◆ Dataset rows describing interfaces
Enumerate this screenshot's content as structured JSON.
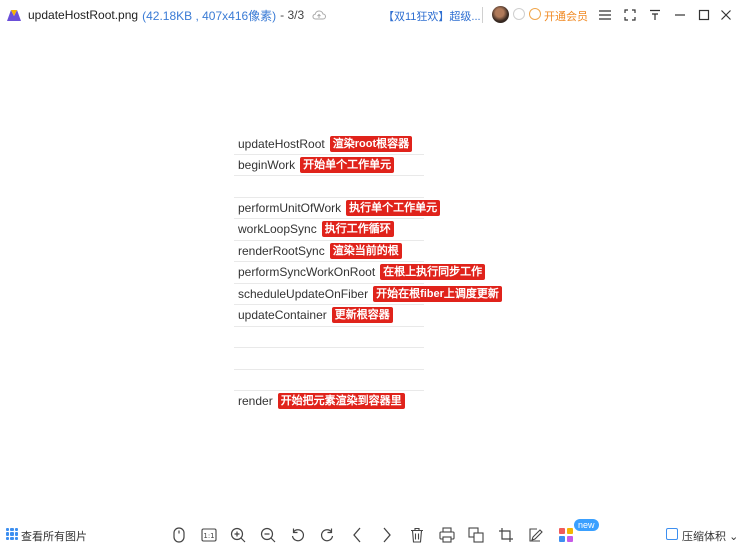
{
  "titlebar": {
    "file_name": "updateHostRoot.png",
    "file_meta": "(42.18KB , 407x416像素)",
    "counter": "- 3/3",
    "promo": "【双11狂欢】超级...",
    "vip_label": "开通会员"
  },
  "content": {
    "rows": [
      {
        "name": "updateHostRoot",
        "tag": "渲染root根容器"
      },
      {
        "name": "beginWork",
        "tag": "开始单个工作单元"
      },
      {
        "name": "",
        "tag": ""
      },
      {
        "name": "performUnitOfWork",
        "tag": "执行单个工作单元"
      },
      {
        "name": "workLoopSync",
        "tag": "执行工作循环"
      },
      {
        "name": "renderRootSync",
        "tag": "渲染当前的根"
      },
      {
        "name": "performSyncWorkOnRoot",
        "tag": "在根上执行同步工作"
      },
      {
        "name": "scheduleUpdateOnFiber",
        "tag": "开始在根fiber上调度更新"
      },
      {
        "name": "updateContainer",
        "tag": "更新根容器"
      },
      {
        "name": "",
        "tag": ""
      },
      {
        "name": "",
        "tag": ""
      },
      {
        "name": "",
        "tag": ""
      },
      {
        "name": "render",
        "tag": "开始把元素渲染到容器里"
      }
    ]
  },
  "bottombar": {
    "view_all": "查看所有图片",
    "new_badge": "new",
    "compress": "压缩体积",
    "compress_arrow": "⌄"
  },
  "colors": {
    "accent": "#3a7bd5",
    "tag_bg": "#e0231b",
    "vip": "#f08a24"
  }
}
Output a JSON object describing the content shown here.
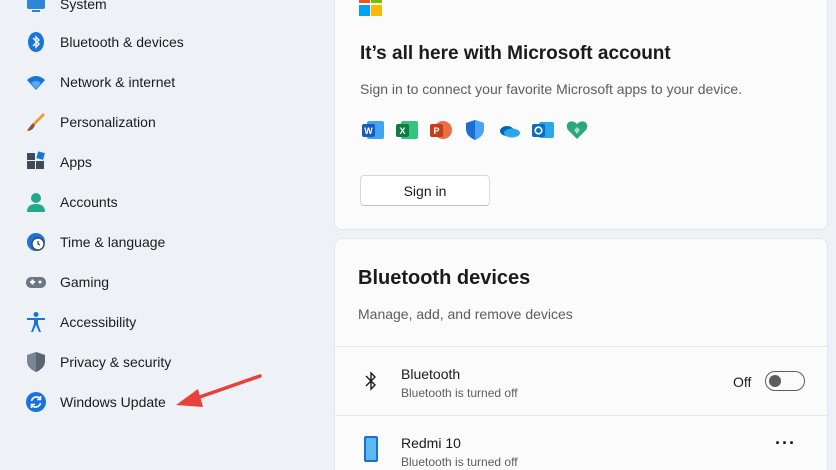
{
  "sidebar": {
    "items": [
      {
        "label": "System",
        "icon": "system-icon"
      },
      {
        "label": "Bluetooth & devices",
        "icon": "bluetooth-icon"
      },
      {
        "label": "Network & internet",
        "icon": "wifi-icon"
      },
      {
        "label": "Personalization",
        "icon": "brush-icon"
      },
      {
        "label": "Apps",
        "icon": "apps-icon"
      },
      {
        "label": "Accounts",
        "icon": "person-icon"
      },
      {
        "label": "Time & language",
        "icon": "clock-globe-icon"
      },
      {
        "label": "Gaming",
        "icon": "gamepad-icon"
      },
      {
        "label": "Accessibility",
        "icon": "accessibility-icon"
      },
      {
        "label": "Privacy & security",
        "icon": "shield-icon"
      },
      {
        "label": "Windows Update",
        "icon": "windows-update-icon"
      }
    ]
  },
  "microsoft_card": {
    "title": "It’s all here with Microsoft account",
    "subtitle": "Sign in to connect your favorite Microsoft apps to your device.",
    "apps": [
      "word-icon",
      "excel-icon",
      "powerpoint-icon",
      "defender-icon",
      "onedrive-icon",
      "outlook-icon",
      "family-safety-icon"
    ],
    "signin_label": "Sign in"
  },
  "bluetooth_card": {
    "title": "Bluetooth devices",
    "subtitle": "Manage, add, and remove devices",
    "devices": [
      {
        "name": "Bluetooth",
        "status": "Bluetooth is turned off",
        "control": "toggle",
        "toggle_label": "Off",
        "icon": "bluetooth-icon"
      },
      {
        "name": "Redmi 10",
        "status": "Bluetooth is turned off",
        "control": "more",
        "more_label": "···",
        "icon": "phone-icon"
      }
    ]
  },
  "colors": {
    "accent": "#0067c0",
    "annotation_arrow": "#e8403a"
  }
}
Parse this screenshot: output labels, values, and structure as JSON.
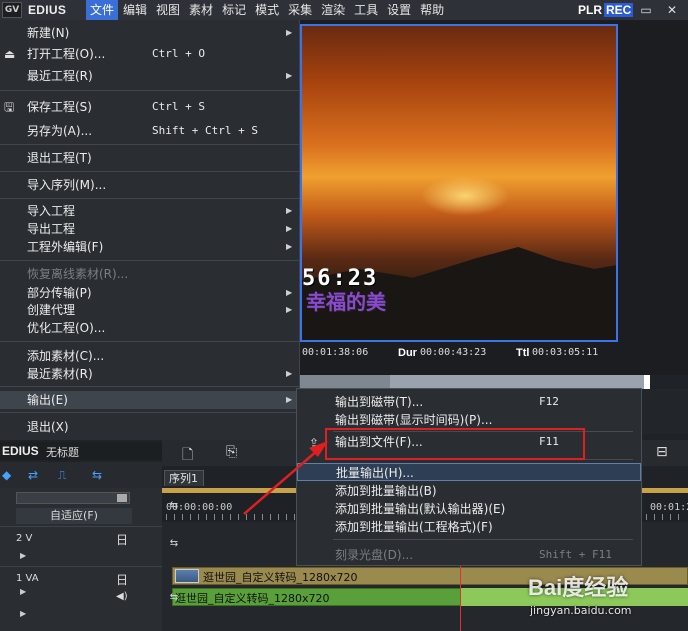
{
  "app": {
    "name": "EDIUS",
    "logo": "GV"
  },
  "menubar": {
    "items": [
      "文件",
      "编辑",
      "视图",
      "素材",
      "标记",
      "模式",
      "采集",
      "渲染",
      "工具",
      "设置",
      "帮助"
    ],
    "active_index": 0,
    "plr": "PLR",
    "rec": "REC",
    "min": "▭",
    "close": "✕"
  },
  "player": {
    "timecode_overlay": "56:23",
    "subtitle_overlay": "幸福的美",
    "tc_in": "00:01:38:06",
    "dur_label": "Dur",
    "dur_value": "00:00:43:23",
    "ttl_label": "Ttl",
    "ttl_value": "00:03:05:11"
  },
  "file_menu": [
    {
      "label": "新建(N)",
      "shortcut": "",
      "submenu": true,
      "disabled": false,
      "icon": ""
    },
    {
      "label": "打开工程(O)...",
      "shortcut": "Ctrl + O",
      "submenu": false,
      "disabled": false,
      "icon": "open-folder-icon"
    },
    {
      "label": "最近工程(R)",
      "shortcut": "",
      "submenu": true,
      "disabled": false,
      "icon": ""
    },
    {
      "label": "保存工程(S)",
      "shortcut": "Ctrl + S",
      "submenu": false,
      "disabled": false,
      "icon": "save-icon"
    },
    {
      "label": "另存为(A)...",
      "shortcut": "Shift + Ctrl + S",
      "submenu": false,
      "disabled": false,
      "icon": ""
    },
    {
      "label": "退出工程(T)",
      "shortcut": "",
      "submenu": false,
      "disabled": false,
      "icon": ""
    },
    {
      "label": "导入序列(M)...",
      "shortcut": "",
      "submenu": false,
      "disabled": false,
      "icon": ""
    },
    {
      "label": "导入工程",
      "shortcut": "",
      "submenu": true,
      "disabled": false,
      "icon": ""
    },
    {
      "label": "导出工程",
      "shortcut": "",
      "submenu": true,
      "disabled": false,
      "icon": ""
    },
    {
      "label": "工程外编辑(F)",
      "shortcut": "",
      "submenu": true,
      "disabled": false,
      "icon": ""
    },
    {
      "label": "恢复离线素材(R)...",
      "shortcut": "",
      "submenu": false,
      "disabled": true,
      "icon": ""
    },
    {
      "label": "部分传输(P)",
      "shortcut": "",
      "submenu": true,
      "disabled": false,
      "icon": ""
    },
    {
      "label": "创建代理",
      "shortcut": "",
      "submenu": true,
      "disabled": false,
      "icon": ""
    },
    {
      "label": "优化工程(O)...",
      "shortcut": "",
      "submenu": false,
      "disabled": false,
      "icon": ""
    },
    {
      "label": "添加素材(C)...",
      "shortcut": "",
      "submenu": false,
      "disabled": false,
      "icon": ""
    },
    {
      "label": "最近素材(R)",
      "shortcut": "",
      "submenu": true,
      "disabled": false,
      "icon": ""
    },
    {
      "label": "输出(E)",
      "shortcut": "",
      "submenu": true,
      "disabled": false,
      "icon": ""
    },
    {
      "label": "退出(X)",
      "shortcut": "",
      "submenu": false,
      "disabled": false,
      "icon": ""
    }
  ],
  "output_submenu": [
    {
      "label": "输出到磁带(T)...",
      "shortcut": "F12",
      "disabled": false
    },
    {
      "label": "输出到磁带(显示时间码)(P)...",
      "shortcut": "",
      "disabled": false
    },
    {
      "label": "输出到文件(F)...",
      "shortcut": "F11",
      "disabled": false
    },
    {
      "label": "批量输出(H)...",
      "shortcut": "",
      "disabled": false
    },
    {
      "label": "添加到批量输出(B)",
      "shortcut": "",
      "disabled": false
    },
    {
      "label": "添加到批量输出(默认输出器)(E)",
      "shortcut": "",
      "disabled": false
    },
    {
      "label": "添加到批量输出(工程格式)(F)",
      "shortcut": "",
      "disabled": false
    },
    {
      "label": "刻录光盘(D)...",
      "shortcut": "Shift + F11",
      "disabled": true
    }
  ],
  "project": {
    "brand": "EDIUS",
    "title": "无标题"
  },
  "timeline": {
    "sequence_tab": "序列1",
    "fit_label": "自适应(F)",
    "ruler_start": "00:00:00:00",
    "ruler_end": "00:01:2",
    "tracks": [
      {
        "name": "2 V"
      },
      {
        "name": "1 VA"
      }
    ],
    "clip_video": "逛世园_自定义转码_1280x720",
    "clip_audio": "逛世园_自定义转码_1280x720"
  },
  "watermark": {
    "brand": "Bai度经验",
    "url": "jingyan.baidu.com"
  },
  "colors": {
    "accent": "#3a6fd8",
    "highlight_box": "#e02020",
    "rec": "#2b5cd6"
  }
}
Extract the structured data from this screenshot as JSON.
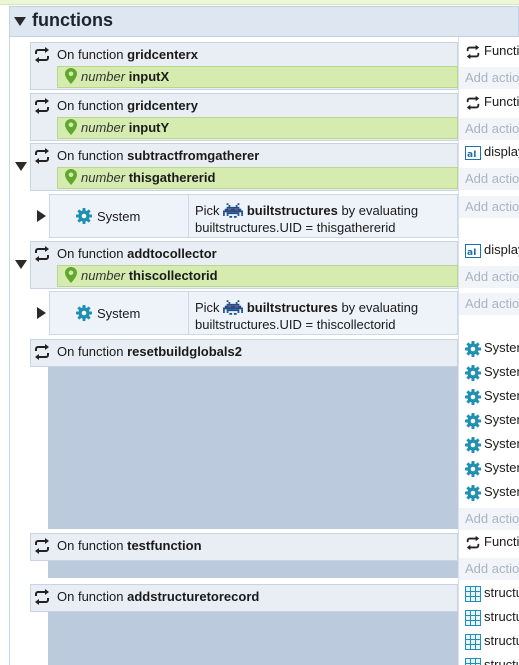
{
  "group": {
    "title": "functions"
  },
  "events": [
    {
      "keyword": "On function",
      "name": "gridcenterx",
      "param": {
        "type": "number",
        "name": "inputX"
      },
      "action_label": "Function",
      "add_action": "Add action"
    },
    {
      "keyword": "On function",
      "name": "gridcentery",
      "param": {
        "type": "number",
        "name": "inputY"
      },
      "action_label": "Function",
      "add_action": "Add action"
    },
    {
      "keyword": "On function",
      "name": "subtractfromgatherer",
      "param": {
        "type": "number",
        "name": "thisgathererid"
      },
      "action_label": "display",
      "add_action": "Add action",
      "sub": {
        "object": "System",
        "pick": "Pick",
        "target": "builtstructures",
        "by": "by evaluating",
        "expression": "builtstructures.UID = thisgathererid",
        "add_action": "Add action"
      }
    },
    {
      "keyword": "On function",
      "name": "addtocollector",
      "param": {
        "type": "number",
        "name": "thiscollectorid"
      },
      "action_label": "display",
      "add_action": "Add action",
      "sub": {
        "object": "System",
        "pick": "Pick",
        "target": "builtstructures",
        "by": "by evaluating",
        "expression": "builtstructures.UID = thiscollectorid",
        "add_action": "Add action"
      }
    },
    {
      "keyword": "On function",
      "name": "resetbuildglobals2",
      "actions": [
        "System",
        "System",
        "System",
        "System",
        "System",
        "System",
        "System"
      ],
      "add_action": "Add action"
    },
    {
      "keyword": "On function",
      "name": "testfunction",
      "action_label": "Function",
      "add_action": "Add action"
    },
    {
      "keyword": "On function",
      "name": "addstructuretorecord",
      "actions": [
        "structu",
        "structu",
        "structu",
        "structu"
      ]
    }
  ],
  "colors": {
    "header_bg": "#dde6f1",
    "param_bg": "#d5ebb0",
    "param_icon": "#5fa82d",
    "gear": "#1f8fb3",
    "body_bg": "#bccadd"
  },
  "icons": {
    "event": "loop-arrows-icon",
    "param": "location-pin-icon",
    "system": "gear-icon",
    "sprite": "invader-sprite-icon",
    "text": "text-object-icon",
    "array": "grid-table-icon"
  }
}
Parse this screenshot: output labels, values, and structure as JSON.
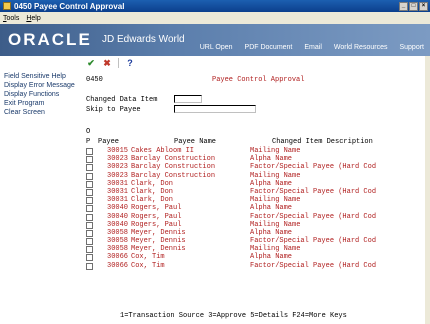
{
  "window": {
    "title": "0450    Payee Control Approval"
  },
  "menu": [
    {
      "label": "Tools",
      "accel": "T"
    },
    {
      "label": "Help",
      "accel": "H"
    }
  ],
  "banner": {
    "logo": "ORACLE",
    "product": "JD Edwards World",
    "links": [
      "URL Open",
      "PDF Document",
      "Email",
      "World Resources",
      "Support"
    ]
  },
  "sidebar": {
    "items": [
      "Field Sensitive Help",
      "Display Error Message",
      "Display Functions",
      "Exit Program",
      "Clear Screen"
    ]
  },
  "toolbar": {
    "ok_icon": "checkmark-icon",
    "cancel_icon": "x-icon",
    "help_icon": "question-icon"
  },
  "form": {
    "id": "0450",
    "title": "Payee Control Approval",
    "changed_data_item_label": "Changed Data Item",
    "changed_data_item_value": "",
    "skip_to_payee_label": "Skip to Payee",
    "skip_to_payee_value": ""
  },
  "grid": {
    "header_o": "O",
    "col_p": "P",
    "col_payee": "Payee",
    "col_name": "Payee Name",
    "col_desc": "Changed Item Description",
    "rows": [
      {
        "payee": "30015",
        "name": "Cakes Abloom II",
        "desc": "Mailing Name"
      },
      {
        "payee": "30023",
        "name": "Barclay Construction",
        "desc": "Alpha Name"
      },
      {
        "payee": "30023",
        "name": "Barclay Construction",
        "desc": "Factor/Special Payee (Hard Cod"
      },
      {
        "payee": "30023",
        "name": "Barclay Construction",
        "desc": "Mailing Name"
      },
      {
        "payee": "30031",
        "name": "Clark, Don",
        "desc": "Alpha Name"
      },
      {
        "payee": "30031",
        "name": "Clark, Don",
        "desc": "Factor/Special Payee (Hard Cod"
      },
      {
        "payee": "30031",
        "name": "Clark, Don",
        "desc": "Mailing Name"
      },
      {
        "payee": "30040",
        "name": "Rogers, Paul",
        "desc": "Alpha Name"
      },
      {
        "payee": "30040",
        "name": "Rogers, Paul",
        "desc": "Factor/Special Payee (Hard Cod"
      },
      {
        "payee": "30040",
        "name": "Rogers, Paul",
        "desc": "Mailing Name"
      },
      {
        "payee": "30058",
        "name": "Meyer, Dennis",
        "desc": "Alpha Name"
      },
      {
        "payee": "30058",
        "name": "Meyer, Dennis",
        "desc": "Factor/Special Payee (Hard Cod"
      },
      {
        "payee": "30058",
        "name": "Meyer, Dennis",
        "desc": "Mailing Name"
      },
      {
        "payee": "30066",
        "name": "Cox, Tim",
        "desc": "Alpha Name"
      },
      {
        "payee": "30066",
        "name": "Cox, Tim",
        "desc": "Factor/Special Payee (Hard Cod"
      }
    ]
  },
  "footer": {
    "keys": "1=Transaction Source  3=Approve  5=Details  F24=More Keys"
  },
  "colors": {
    "title_bar": "#0c3f8c",
    "banner": "#5b7eac",
    "data_text": "#b01e1e",
    "sidebar_text": "#1a3a6b"
  }
}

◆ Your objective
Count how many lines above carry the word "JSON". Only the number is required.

◆ Solution to this task
5